Early childhood education is the cornerstone of a strong and prosperous society. It is during these formative years that children develop cognitive, social, and emotional skills that will shape their future. One program that has been integral to providing early education opportunities to underserved communities in the United States is the Head Start program. In this blog post, we will explore the current funding landscape for the Head Start program, highlight the importance of adequate and sustainable funding, and propose recommendations to ensure that this vital initiative continues to thrive and positively impact the lives of countless children and their families.
Overview of the Head Start Program
Established in 1965, the Head Start program is a federally funded initiative that aims to promote school readiness for children from low-income families by providing comprehensive educational, health, nutritional, and social services. The program targets children aged three to five, prioritizing those in greatest need of support. Over the years, Head Start has proven its effectiveness by increasing children's academic performance, improving their health outcomes, and empowering parents to engage in their child's education.
Current Funding Landscape

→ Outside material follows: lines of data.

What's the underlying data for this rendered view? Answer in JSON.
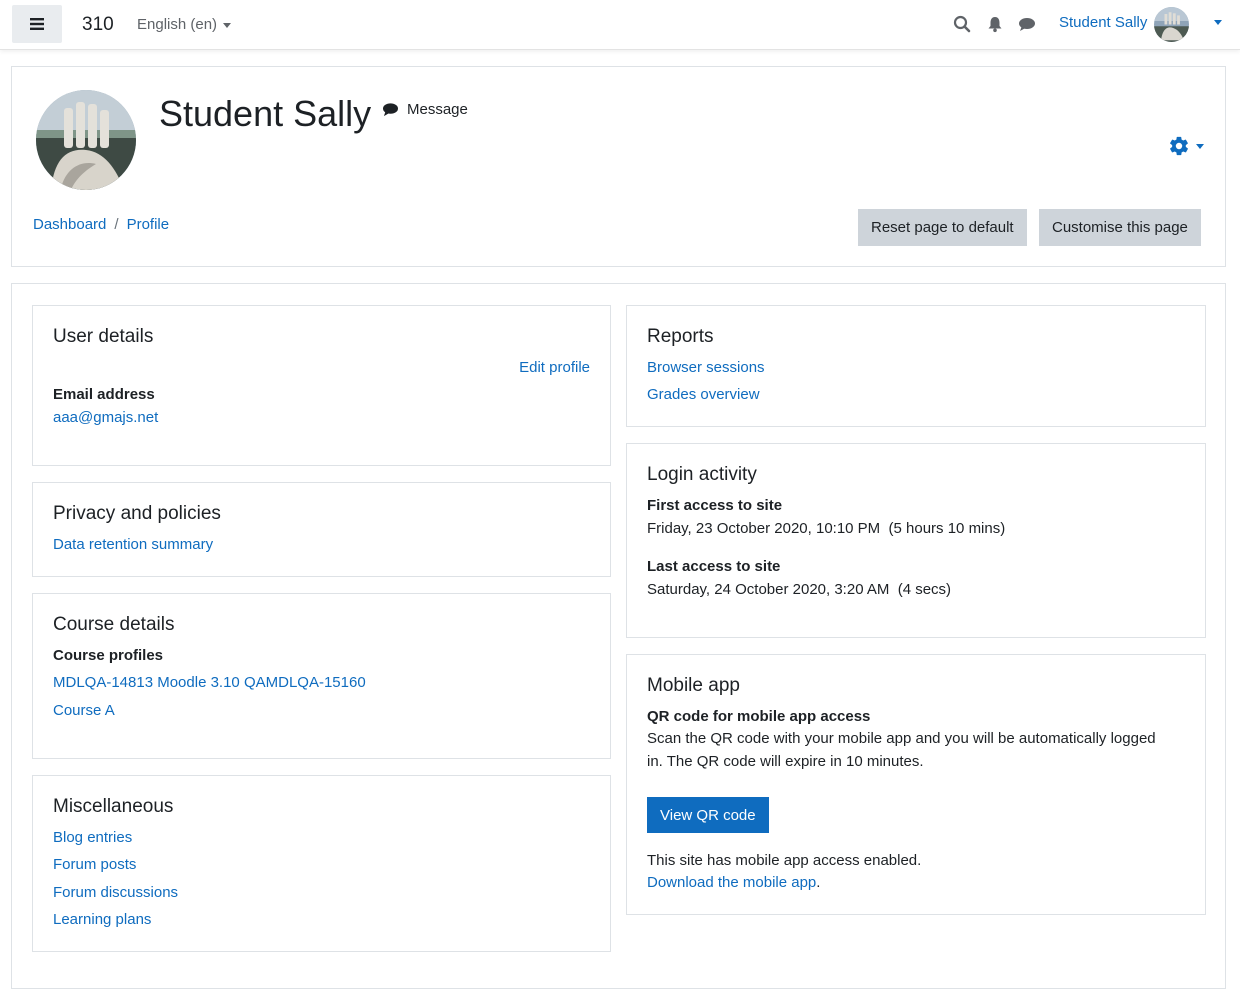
{
  "navbar": {
    "site_name": "310",
    "language": "English (en)",
    "user_name": "Student Sally"
  },
  "header": {
    "name": "Student Sally",
    "message_label": "Message",
    "breadcrumb": [
      "Dashboard",
      "Profile"
    ],
    "reset_button": "Reset page to default",
    "customise_button": "Customise this page"
  },
  "user_details": {
    "title": "User details",
    "edit_profile": "Edit profile",
    "email_label": "Email address",
    "email_value": "aaa@gmajs.net"
  },
  "privacy": {
    "title": "Privacy and policies",
    "link": "Data retention summary"
  },
  "course_details": {
    "title": "Course details",
    "label": "Course profiles",
    "courses": [
      "MDLQA-14813 Moodle 3.10 QAMDLQA-15160",
      "Course A"
    ]
  },
  "misc": {
    "title": "Miscellaneous",
    "links": [
      "Blog entries",
      "Forum posts",
      "Forum discussions",
      "Learning plans"
    ]
  },
  "reports": {
    "title": "Reports",
    "links": [
      "Browser sessions",
      "Grades overview"
    ]
  },
  "login_activity": {
    "title": "Login activity",
    "first_label": "First access to site",
    "first_value": "Friday, 23 October 2020, 10:10 PM  (5 hours 10 mins)",
    "last_label": "Last access to site",
    "last_value": "Saturday, 24 October 2020, 3:20 AM  (4 secs)"
  },
  "mobile_app": {
    "title": "Mobile app",
    "qr_label": "QR code for mobile app access",
    "qr_text_1": "Scan the QR code with your mobile app and you will be automatically logged",
    "qr_text_2": "in. The QR code will expire in 10 minutes.",
    "qr_button": "View QR code",
    "enabled_text": "This site has mobile app access enabled.",
    "download_link": "Download the mobile app",
    "download_suffix": "."
  },
  "colors": {
    "link": "#0f6cbf",
    "button_secondary": "#ced4da",
    "button_primary": "#0f6cbf"
  }
}
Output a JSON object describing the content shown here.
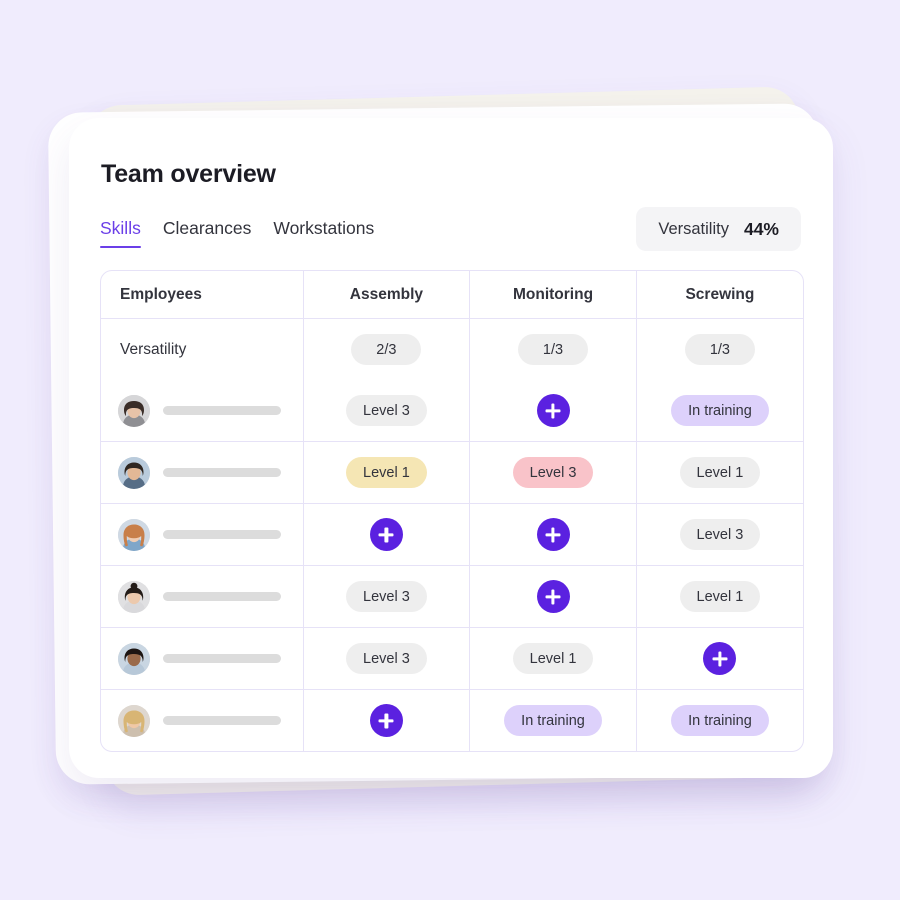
{
  "card": {
    "title": "Team overview",
    "tabs": [
      {
        "label": "Skills",
        "active": true
      },
      {
        "label": "Clearances",
        "active": false
      },
      {
        "label": "Workstations",
        "active": false
      }
    ],
    "versatility_pill": {
      "label": "Versatility",
      "value": "44%"
    }
  },
  "table": {
    "columns": [
      "Employees",
      "Assembly",
      "Monitoring",
      "Screwing"
    ],
    "versatility_row": {
      "label": "Versatility",
      "values": [
        "2/3",
        "1/3",
        "1/3"
      ]
    },
    "rows": [
      {
        "avatar": "avatar-1",
        "cells": [
          {
            "type": "badge",
            "label": "Level 3",
            "style": "gray"
          },
          {
            "type": "add",
            "label": "+"
          },
          {
            "type": "badge",
            "label": "In training",
            "style": "lavender"
          }
        ]
      },
      {
        "avatar": "avatar-2",
        "cells": [
          {
            "type": "badge",
            "label": "Level 1",
            "style": "yellow"
          },
          {
            "type": "badge",
            "label": "Level 3",
            "style": "pink"
          },
          {
            "type": "badge",
            "label": "Level 1",
            "style": "gray"
          }
        ]
      },
      {
        "avatar": "avatar-3",
        "cells": [
          {
            "type": "add",
            "label": "+"
          },
          {
            "type": "add",
            "label": "+"
          },
          {
            "type": "badge",
            "label": "Level 3",
            "style": "gray"
          }
        ]
      },
      {
        "avatar": "avatar-4",
        "cells": [
          {
            "type": "badge",
            "label": "Level 3",
            "style": "gray"
          },
          {
            "type": "add",
            "label": "+"
          },
          {
            "type": "badge",
            "label": "Level 1",
            "style": "gray"
          }
        ]
      },
      {
        "avatar": "avatar-5",
        "cells": [
          {
            "type": "badge",
            "label": "Level 3",
            "style": "gray"
          },
          {
            "type": "badge",
            "label": "Level 1",
            "style": "gray"
          },
          {
            "type": "add",
            "label": "+"
          }
        ]
      },
      {
        "avatar": "avatar-6",
        "cells": [
          {
            "type": "add",
            "label": "+"
          },
          {
            "type": "badge",
            "label": "In training",
            "style": "lavender"
          },
          {
            "type": "badge",
            "label": "In training",
            "style": "lavender"
          }
        ]
      }
    ]
  },
  "colors": {
    "background": "#f0ecfd",
    "accent": "#6b3fe8",
    "add_button": "#5b21e0",
    "grid_line": "#e6e2f7",
    "badge_gray": "#eeeeee",
    "badge_yellow": "#f5e6b4",
    "badge_pink": "#f9c3c9",
    "badge_lavender": "#ddd1fb"
  }
}
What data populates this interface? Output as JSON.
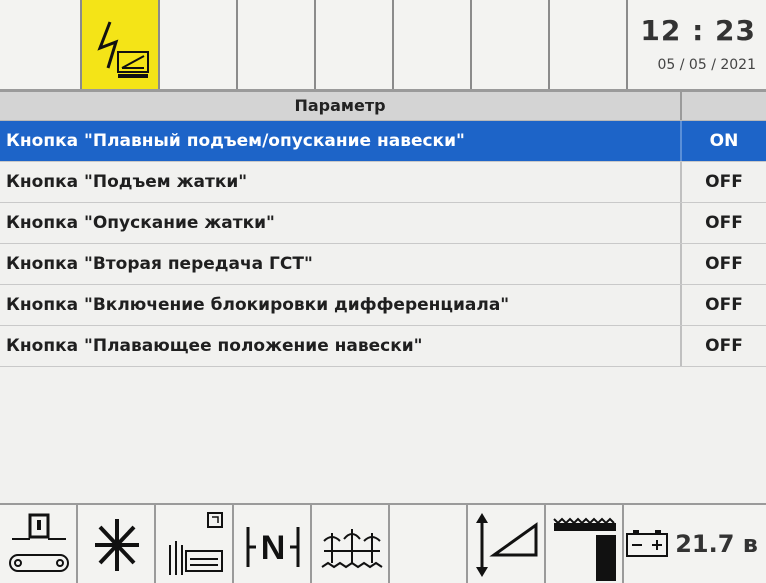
{
  "status": {
    "time": "12 : 23",
    "date": "05 / 05 / 2021",
    "voltage": "21.7 в",
    "active_tab_icon": "electrical-diagnostics-icon",
    "active_tab_color": "#f4e417"
  },
  "table": {
    "header": "Параметр",
    "rows": [
      {
        "label": "Кнопка \"Плавный подъем/опускание навески\"",
        "value": "ON"
      },
      {
        "label": "Кнопка \"Подъем жатки\"",
        "value": "OFF"
      },
      {
        "label": "Кнопка \"Опускание жатки\"",
        "value": "OFF"
      },
      {
        "label": "Кнопка \"Вторая передача ГСТ\"",
        "value": "OFF"
      },
      {
        "label": "Кнопка \"Включение блокировки дифференциала\"",
        "value": "OFF"
      },
      {
        "label": "Кнопка \"Плавающее положение навески\"",
        "value": "OFF"
      }
    ],
    "selected_row": 0,
    "selected_color": "#1d64c8"
  },
  "bottom_icons": [
    "conveyor-icon",
    "fan-icon",
    "unloading-icon",
    "neutral-gear-icon",
    "crop-field-icon",
    "empty",
    "header-height-icon",
    "reel-position-icon",
    "battery-icon"
  ],
  "top_labels": {
    "date_prefix": "05 / 05 / 2021",
    "neutral_label": "N"
  }
}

The primary source of funding for the Head Start program is the Department of Health and Human Services (HHS) and its Administration for Children and Families (ACF). However, state and local governments also play a crucial role in supporting the program. Despite its success and impact, the Head Start program has faced numerous challenges, including budget constraints, expanding demand for services, and economic fluctuations. Consequently, securing sustainable funding remains a top priority to ensure the program's continued success.
Funding Strategies and Recommendations
Strengthening Federal Commitment: To ensure the program's financial stability, it is essential to advocate for increased budget allocations and multi-year funding plans at the federal level. This will not only provide Head Start with a more predictable financial outlook but also enable it to plan for long-term growth and expansion.
Encouraging State and Local Investment: State and local governments should be incentivized to invest in the Head Start program through matching grant programs and public-private partnerships. By leveraging resources and expertise from various stakeholders, the program can reach more communities and strengthen its impact.
Diversifying Funding Streams: Head Start should explore alternative funding sources, such as philanthropy, corporate social responsibility initiatives, and social impact bonds, to create a diverse and resilient financial foundation. This will help protect the program from budget cuts and economic downturns.
Ensuring Accountability and Effectiveness: Regular program evaluation and assessment are crucial for ensuring the wise use of funds and the continuous improvement of the Head Start program. Implementing performance-based funding models can encourage innovation and best practices, ensuring that the program remains effective and efficient.
The Head Start program is a vital tool in our nation's efforts to build a brighter future for all children, regardless of their socioeconomic background. Adequate and sustainable funding is critical to the program's continued success and expansion. By fostering collaboration between federal, state, and local stakeholders and adopting innovative funding strategies, we can ensure that the Head Start program continues to create lasting positive change for generations to come.